### What this task involves
Search the data below for the word "MySQL" and copy each line that holds it.

### Data for processing

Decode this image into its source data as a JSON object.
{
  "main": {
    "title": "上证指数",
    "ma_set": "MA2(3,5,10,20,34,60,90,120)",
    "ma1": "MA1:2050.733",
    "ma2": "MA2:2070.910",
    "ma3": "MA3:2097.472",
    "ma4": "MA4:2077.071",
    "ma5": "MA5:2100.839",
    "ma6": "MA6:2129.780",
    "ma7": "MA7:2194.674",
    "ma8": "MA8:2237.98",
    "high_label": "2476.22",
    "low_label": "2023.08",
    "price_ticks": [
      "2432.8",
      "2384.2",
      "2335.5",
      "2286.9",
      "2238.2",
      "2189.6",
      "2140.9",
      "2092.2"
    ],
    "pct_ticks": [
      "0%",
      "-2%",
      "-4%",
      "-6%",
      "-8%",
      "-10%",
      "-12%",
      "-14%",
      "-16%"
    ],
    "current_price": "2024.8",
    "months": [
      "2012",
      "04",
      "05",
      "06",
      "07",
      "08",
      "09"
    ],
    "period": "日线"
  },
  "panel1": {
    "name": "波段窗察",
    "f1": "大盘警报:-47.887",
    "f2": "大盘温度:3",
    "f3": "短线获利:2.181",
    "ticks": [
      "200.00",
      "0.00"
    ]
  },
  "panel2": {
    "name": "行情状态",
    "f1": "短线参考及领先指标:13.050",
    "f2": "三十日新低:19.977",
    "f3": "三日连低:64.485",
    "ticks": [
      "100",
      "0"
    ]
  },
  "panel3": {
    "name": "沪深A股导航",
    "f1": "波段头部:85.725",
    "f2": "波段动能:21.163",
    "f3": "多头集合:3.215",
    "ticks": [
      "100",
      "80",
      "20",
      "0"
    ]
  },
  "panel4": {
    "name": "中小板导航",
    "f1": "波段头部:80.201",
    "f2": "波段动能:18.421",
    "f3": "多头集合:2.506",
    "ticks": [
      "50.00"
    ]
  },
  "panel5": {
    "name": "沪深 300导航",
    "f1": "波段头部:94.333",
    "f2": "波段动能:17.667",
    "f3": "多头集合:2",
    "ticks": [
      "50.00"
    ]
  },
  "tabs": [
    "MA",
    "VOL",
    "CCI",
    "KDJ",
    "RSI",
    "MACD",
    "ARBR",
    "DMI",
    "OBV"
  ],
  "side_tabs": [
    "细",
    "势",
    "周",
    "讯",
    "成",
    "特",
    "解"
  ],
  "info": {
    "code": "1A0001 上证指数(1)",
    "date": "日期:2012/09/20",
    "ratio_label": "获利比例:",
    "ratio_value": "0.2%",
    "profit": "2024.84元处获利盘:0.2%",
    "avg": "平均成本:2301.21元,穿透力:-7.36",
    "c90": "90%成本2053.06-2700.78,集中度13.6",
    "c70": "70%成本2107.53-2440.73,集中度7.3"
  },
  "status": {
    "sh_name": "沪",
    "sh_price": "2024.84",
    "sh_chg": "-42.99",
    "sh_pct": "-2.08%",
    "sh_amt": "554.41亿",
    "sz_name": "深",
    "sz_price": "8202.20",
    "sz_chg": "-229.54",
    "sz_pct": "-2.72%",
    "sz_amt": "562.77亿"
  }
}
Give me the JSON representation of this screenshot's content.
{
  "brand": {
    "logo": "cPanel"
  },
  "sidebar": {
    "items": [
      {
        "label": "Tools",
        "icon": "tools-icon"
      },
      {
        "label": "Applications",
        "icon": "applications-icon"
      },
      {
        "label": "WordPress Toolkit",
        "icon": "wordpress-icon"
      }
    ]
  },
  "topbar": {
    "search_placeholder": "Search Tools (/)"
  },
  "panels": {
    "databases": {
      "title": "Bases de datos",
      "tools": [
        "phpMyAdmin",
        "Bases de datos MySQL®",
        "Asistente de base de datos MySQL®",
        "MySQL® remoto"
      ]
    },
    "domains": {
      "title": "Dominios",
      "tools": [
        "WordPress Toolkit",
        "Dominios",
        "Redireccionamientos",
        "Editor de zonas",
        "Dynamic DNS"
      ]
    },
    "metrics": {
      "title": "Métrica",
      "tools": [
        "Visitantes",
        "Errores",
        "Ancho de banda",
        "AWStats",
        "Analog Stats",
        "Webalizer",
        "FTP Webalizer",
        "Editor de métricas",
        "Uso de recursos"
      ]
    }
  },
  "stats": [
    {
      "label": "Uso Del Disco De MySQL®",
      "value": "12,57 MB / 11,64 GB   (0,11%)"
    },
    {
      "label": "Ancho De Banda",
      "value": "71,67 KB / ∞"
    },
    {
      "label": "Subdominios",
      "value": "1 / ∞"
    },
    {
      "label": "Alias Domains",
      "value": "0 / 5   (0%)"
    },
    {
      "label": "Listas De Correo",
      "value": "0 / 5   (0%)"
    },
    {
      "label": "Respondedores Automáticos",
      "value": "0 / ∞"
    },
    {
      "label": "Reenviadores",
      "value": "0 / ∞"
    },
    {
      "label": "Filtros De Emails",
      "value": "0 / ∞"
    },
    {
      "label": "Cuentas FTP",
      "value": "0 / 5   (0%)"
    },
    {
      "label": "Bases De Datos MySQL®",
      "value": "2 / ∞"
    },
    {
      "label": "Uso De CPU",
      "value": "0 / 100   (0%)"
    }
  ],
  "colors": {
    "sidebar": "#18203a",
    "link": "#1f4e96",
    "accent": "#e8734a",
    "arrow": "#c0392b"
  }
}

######

### Result of this exercise
        "Bases de datos MySQL®",
        "Asistente de base de datos MySQL®",
        "MySQL® remoto"
      "label": "Uso Del Disco De MySQL®",
      "label": "Bases De Datos MySQL®",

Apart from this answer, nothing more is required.